The Differences Between Chapter 7 and 13 Bankruptcies
Most people are familiar with Chapter 7 and Chapter 13 bankruptcies, but most people are unaware that there are actually six types of bankruptcies, each of which is titled after their chapter in the Bankruptcy Code. However, everyday consumers are eligible for just three, while one is for commercial enterprises, another is for municipalities and similar structures, and the last (Chapter 15) is reserved for parties filing from multiple countries. At The Port Law Firm, our West Palm Beach bankruptcy attorneys only deal with Chapter 7 and Chapter 13. However, we are familiar with each different type of bankruptcy and are prepared to answer any questions you have regarding the processes.

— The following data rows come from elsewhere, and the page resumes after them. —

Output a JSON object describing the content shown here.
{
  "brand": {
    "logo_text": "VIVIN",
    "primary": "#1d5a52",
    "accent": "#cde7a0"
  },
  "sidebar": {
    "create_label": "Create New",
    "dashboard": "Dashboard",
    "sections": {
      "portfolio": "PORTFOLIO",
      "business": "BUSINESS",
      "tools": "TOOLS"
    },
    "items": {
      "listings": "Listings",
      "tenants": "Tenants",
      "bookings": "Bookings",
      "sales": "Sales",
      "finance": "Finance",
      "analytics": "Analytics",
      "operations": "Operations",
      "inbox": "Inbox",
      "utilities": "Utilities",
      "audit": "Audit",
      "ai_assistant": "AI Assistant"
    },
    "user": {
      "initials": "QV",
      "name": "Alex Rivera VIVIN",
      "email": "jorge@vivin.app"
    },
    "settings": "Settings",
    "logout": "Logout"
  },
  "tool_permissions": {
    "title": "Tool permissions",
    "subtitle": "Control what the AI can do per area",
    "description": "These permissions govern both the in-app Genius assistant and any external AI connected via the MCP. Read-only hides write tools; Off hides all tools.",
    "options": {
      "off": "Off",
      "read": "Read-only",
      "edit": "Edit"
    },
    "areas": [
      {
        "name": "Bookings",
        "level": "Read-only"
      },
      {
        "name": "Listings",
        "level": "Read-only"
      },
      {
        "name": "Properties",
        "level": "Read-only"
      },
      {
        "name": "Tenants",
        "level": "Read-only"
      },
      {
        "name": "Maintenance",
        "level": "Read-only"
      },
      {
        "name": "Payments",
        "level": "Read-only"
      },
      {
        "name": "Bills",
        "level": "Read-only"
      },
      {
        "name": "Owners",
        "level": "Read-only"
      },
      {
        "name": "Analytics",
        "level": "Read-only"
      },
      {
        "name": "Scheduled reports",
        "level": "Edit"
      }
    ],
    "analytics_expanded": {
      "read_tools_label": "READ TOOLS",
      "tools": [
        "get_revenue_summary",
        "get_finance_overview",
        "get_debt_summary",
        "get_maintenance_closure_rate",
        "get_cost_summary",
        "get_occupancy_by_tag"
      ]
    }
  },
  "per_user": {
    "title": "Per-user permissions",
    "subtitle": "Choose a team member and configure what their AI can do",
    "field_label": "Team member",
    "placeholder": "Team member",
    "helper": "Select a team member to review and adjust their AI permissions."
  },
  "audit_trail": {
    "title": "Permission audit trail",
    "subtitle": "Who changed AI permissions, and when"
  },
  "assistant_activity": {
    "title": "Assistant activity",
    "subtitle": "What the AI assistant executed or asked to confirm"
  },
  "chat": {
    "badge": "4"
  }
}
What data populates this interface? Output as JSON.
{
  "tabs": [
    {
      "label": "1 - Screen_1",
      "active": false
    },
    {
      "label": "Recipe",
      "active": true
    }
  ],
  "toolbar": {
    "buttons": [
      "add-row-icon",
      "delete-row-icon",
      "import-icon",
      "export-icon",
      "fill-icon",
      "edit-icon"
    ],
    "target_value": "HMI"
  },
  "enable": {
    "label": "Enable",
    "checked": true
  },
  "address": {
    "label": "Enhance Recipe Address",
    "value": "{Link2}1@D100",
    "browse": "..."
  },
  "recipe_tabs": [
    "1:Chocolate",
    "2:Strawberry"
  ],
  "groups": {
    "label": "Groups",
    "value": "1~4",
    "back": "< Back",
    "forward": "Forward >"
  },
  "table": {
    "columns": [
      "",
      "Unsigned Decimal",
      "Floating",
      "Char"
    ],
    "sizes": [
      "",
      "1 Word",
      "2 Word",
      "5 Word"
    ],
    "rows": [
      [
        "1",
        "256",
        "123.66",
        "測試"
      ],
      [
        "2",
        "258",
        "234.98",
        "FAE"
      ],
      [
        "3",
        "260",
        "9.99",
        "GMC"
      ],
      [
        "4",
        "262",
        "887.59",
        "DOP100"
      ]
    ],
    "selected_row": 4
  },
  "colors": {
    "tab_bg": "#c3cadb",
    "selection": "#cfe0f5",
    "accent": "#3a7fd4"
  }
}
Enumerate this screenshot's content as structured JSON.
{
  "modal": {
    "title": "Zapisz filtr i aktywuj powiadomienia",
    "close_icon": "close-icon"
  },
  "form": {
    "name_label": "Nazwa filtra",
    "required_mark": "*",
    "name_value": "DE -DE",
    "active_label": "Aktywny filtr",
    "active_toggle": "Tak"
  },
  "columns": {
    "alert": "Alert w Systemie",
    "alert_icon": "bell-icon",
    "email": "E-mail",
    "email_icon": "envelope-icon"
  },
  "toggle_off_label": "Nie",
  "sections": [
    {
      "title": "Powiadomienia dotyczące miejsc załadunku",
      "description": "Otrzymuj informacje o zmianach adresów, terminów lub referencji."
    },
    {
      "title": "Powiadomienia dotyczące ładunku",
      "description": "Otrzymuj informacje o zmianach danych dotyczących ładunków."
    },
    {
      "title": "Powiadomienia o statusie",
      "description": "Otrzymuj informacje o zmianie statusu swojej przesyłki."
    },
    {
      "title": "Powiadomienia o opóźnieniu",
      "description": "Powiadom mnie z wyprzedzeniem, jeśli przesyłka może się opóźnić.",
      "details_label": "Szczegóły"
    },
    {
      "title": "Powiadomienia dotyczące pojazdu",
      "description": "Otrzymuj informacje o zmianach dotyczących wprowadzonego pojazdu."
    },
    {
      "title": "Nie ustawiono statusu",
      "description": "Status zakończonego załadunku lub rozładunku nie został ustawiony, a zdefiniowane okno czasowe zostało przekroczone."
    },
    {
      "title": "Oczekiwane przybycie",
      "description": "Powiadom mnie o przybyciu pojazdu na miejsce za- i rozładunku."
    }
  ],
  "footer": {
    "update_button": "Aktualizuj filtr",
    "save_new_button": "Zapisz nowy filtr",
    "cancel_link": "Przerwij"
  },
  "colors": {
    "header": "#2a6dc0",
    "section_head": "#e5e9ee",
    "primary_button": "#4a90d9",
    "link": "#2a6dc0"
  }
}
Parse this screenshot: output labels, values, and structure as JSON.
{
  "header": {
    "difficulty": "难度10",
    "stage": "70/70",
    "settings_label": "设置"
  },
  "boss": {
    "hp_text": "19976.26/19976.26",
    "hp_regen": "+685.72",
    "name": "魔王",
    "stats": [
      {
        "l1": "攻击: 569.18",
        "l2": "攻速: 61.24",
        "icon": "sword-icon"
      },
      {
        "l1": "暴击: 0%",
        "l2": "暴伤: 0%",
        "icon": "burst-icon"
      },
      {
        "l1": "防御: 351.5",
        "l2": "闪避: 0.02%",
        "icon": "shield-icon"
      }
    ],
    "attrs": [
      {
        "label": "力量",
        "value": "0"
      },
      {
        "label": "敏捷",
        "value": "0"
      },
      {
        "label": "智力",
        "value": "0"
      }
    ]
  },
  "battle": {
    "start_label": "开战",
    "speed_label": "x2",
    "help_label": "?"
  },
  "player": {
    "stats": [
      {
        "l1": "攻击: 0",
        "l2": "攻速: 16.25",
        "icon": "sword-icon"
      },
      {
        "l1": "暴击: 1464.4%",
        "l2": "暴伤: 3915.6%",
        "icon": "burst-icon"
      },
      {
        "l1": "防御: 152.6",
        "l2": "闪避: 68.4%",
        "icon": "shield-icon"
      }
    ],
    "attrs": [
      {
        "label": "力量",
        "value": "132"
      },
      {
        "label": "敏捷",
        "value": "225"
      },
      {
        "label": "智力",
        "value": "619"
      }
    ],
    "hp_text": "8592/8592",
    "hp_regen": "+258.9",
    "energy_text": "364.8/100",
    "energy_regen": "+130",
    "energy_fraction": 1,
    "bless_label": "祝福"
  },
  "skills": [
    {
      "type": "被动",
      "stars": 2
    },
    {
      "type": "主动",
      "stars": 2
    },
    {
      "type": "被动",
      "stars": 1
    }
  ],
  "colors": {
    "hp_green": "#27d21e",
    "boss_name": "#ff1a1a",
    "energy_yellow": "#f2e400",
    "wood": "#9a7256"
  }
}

Chapter 7 bankruptcy is also known as “liquidation bankruptcy,” or “complete bankruptcy,” as it essentially allows a debtor to gain a fresh financial start. This is the most common type of bankruptcy filed. Once a Chapter 7 has been filed, a trustee collects and liquidates the debtor’s assets, and then pays off creditors with the money earned in order of priority. A person’s debt liability is typically discharged within months of filing, if not sooner. While most debts are discharged, not all are. Some exempt debts include arrears child support payments and tax debts. If you believe that there is no hope of you ever repaying your debt, Chapter 7 may be ideal for you.
Chapter 13 bankruptcy is the second most common type of bankruptcy filed. Unlike Chapter 7, Chapter 13 is designed for individuals that have a regular income source, that can afford to repay their debts, but that just need a little bit more time to do so. Typically, people file Chapter 13 when they are behind on their mortgage payments and face foreclosure. By filing Chapter 13, they are given up to five years to catch up on their arrears mortgage payments by making low monthly payments that they can afford. Once that five years is up, most remaining debts are discharged. Their mortgage payments, however, will resume as normal. They will no longer be at risk of losing their home so long as they can keep up with their house payments the second time around.
You may consider filing for Chapter 13 if you are behind on your car or house payments, if you own debts that are non-dischargeable under Chapter 7, such as back taxes and child support payments, you have liens on your property that are larger than the value of the assets securing the debt, you have unfiled taxes, or your assets are worth more than the available exemptions.
Seek the Advice of a Knowledgeable Bankruptcy Lawyer
Whatever your situation, bankruptcy can be a difficult pill to swallow. However, it is necessary if you want to get back on your feet and back into a good financial position. Whether you are on the fence about bankruptcy, know which bankruptcy you want to file for, or are uncertain about which type of bankruptcy would be right for your situation, reach out to The Port Law Firm for guidance today. Our West Palm Beach bankruptcy attorneys can provide you with all the information you need to know regarding bankruptcy and guide you toward the best possible resolution.